The Ozone provided to THP for review was the Copper/Copper Plaid pattern, which is new for the 2009 line (itâ€™s new enough that the OGIO website doesnâ€™t display that color option for the Ozone yet.). I have historically selected conservative bag colors such as black and navy, and the Copper Plaid pattern initially jarred me. But after less than a day, the color scheme started to grow on me. In just over two weeks, I have wholeheartedly adopted the stylish color scheme to the point where I actively sought to find another design I like as much. To date, I have only found one â€“ and that was also an OGIO. But if the Copper Plaid isnâ€™t for you, the Ozone is offered in five other color options: Black (solid black), Greyhound (black and grey herringbone), Merlot (red), Electric Blue (grey and bright blue), and Pinstripe (black pinstripe and white with orange piping).
JUST THE FACTS
WHO (is it for?): Organization freaks who still want a lightweight stand bag.
WHAT (can it do for you?): Lighten your load, organize your gear, quiet your walk, and increase your style.
WHERE (should you use it?): On the course, at the practice facilities, or anywhere else your golf travels take you. The OGIO Ozone is light enough to be convenient anywhere, but large enough to carry everything you need. A near perfect combination.
WHEN (can you use it?): The Ozone is equally at home walking or riding. However, if you ride frequently and donâ€™t mind a little extra weight, consider looking at one of OGIOâ€™s bags with an integrated â€œTorq Strapâ€ which keeps the bag from twisting when secured to a cart.

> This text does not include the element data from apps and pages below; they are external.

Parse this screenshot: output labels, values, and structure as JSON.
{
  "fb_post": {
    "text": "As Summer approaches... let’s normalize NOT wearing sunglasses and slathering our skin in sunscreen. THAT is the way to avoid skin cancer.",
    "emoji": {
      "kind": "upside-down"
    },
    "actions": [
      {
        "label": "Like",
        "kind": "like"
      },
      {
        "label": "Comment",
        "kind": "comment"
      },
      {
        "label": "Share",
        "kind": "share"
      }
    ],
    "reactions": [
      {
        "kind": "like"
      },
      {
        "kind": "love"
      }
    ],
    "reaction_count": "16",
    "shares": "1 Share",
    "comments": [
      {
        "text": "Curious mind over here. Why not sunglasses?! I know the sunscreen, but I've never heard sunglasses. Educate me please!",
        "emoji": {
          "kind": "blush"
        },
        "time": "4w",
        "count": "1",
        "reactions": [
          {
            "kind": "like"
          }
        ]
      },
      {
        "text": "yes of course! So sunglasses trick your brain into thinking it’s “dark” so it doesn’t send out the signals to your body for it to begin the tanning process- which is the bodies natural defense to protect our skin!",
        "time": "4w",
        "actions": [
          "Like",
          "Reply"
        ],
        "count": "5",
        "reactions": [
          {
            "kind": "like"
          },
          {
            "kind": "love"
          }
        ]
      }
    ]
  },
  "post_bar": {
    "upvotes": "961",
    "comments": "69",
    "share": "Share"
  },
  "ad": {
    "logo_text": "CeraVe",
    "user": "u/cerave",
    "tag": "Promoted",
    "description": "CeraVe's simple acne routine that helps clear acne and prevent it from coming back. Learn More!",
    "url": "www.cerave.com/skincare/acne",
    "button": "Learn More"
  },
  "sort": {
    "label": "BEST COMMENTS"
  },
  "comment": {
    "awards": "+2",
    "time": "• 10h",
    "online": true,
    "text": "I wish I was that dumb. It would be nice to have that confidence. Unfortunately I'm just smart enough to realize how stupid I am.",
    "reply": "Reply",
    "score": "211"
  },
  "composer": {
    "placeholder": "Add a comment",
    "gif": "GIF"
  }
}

WHY (would you want to use it?): Itâ€™s well-made, well-designed, and has all the organization and convenience features you could want in a lightweight stand bag. Bells and whistles, baby. Bells and freakinâ€™ whistles.
HOW (does it work): Itâ€™s a golf bag. Stick clubs in it and go play golf. Or plant begonias in it if you want. It will probably ruin the bag and kill the begonias, but if thatâ€™s how you roll, donâ€™t let us cramp your style.
LONGSHANKS RATING: Eagle
Price (MSRP): $170.00
Price (Street): $149.99
Top Size: 9″ top
Top Dividers: 8-Way â€œWoodeâ€ 4.0 club divider system with EVA molded shaft dividers and integrated grab handle.
Full Length Dividers: 8-Way
Carry Straps: Dual carry â€œCrossbow Lite Shoulder Strap Systemâ€
Pockets: 7 zippered, including 1 fleece lined â€œvaluablesâ€ pocket
Rain Hood: Strap on, single-zipper.
â€¢ Ball Silo
â€¢ Walking accessible water bottle holster
â€¢ Lift Grip integrated trunk handle
â€¢ Umbrella containment system
â€¢ Elastic oversized towel loop
â€¢ Internal cell phone pocket
â€¢ Glove/putter headcover Velcro strip
â€¢ Pen/Sharpie sleeve
â€¢ Elastic tee holder
â€¢ Scorecard sleeve
â€¢ Elastic pencil holder
Material: Square Ripstop Nylon
Manufacturerâ€™s Stated Weight: 4.2 lbs. (1.9 kgs.)
Color Options: Copper Plaid, Black, Greyhound, Merlot, Electric Blue, and Pinstripe.
14926 Pony Express Road
Bluffdale, UT. 84065
(801) 619-4100 Phone
(800) 922-1944 Toll Free
(801) 619-4111 Fax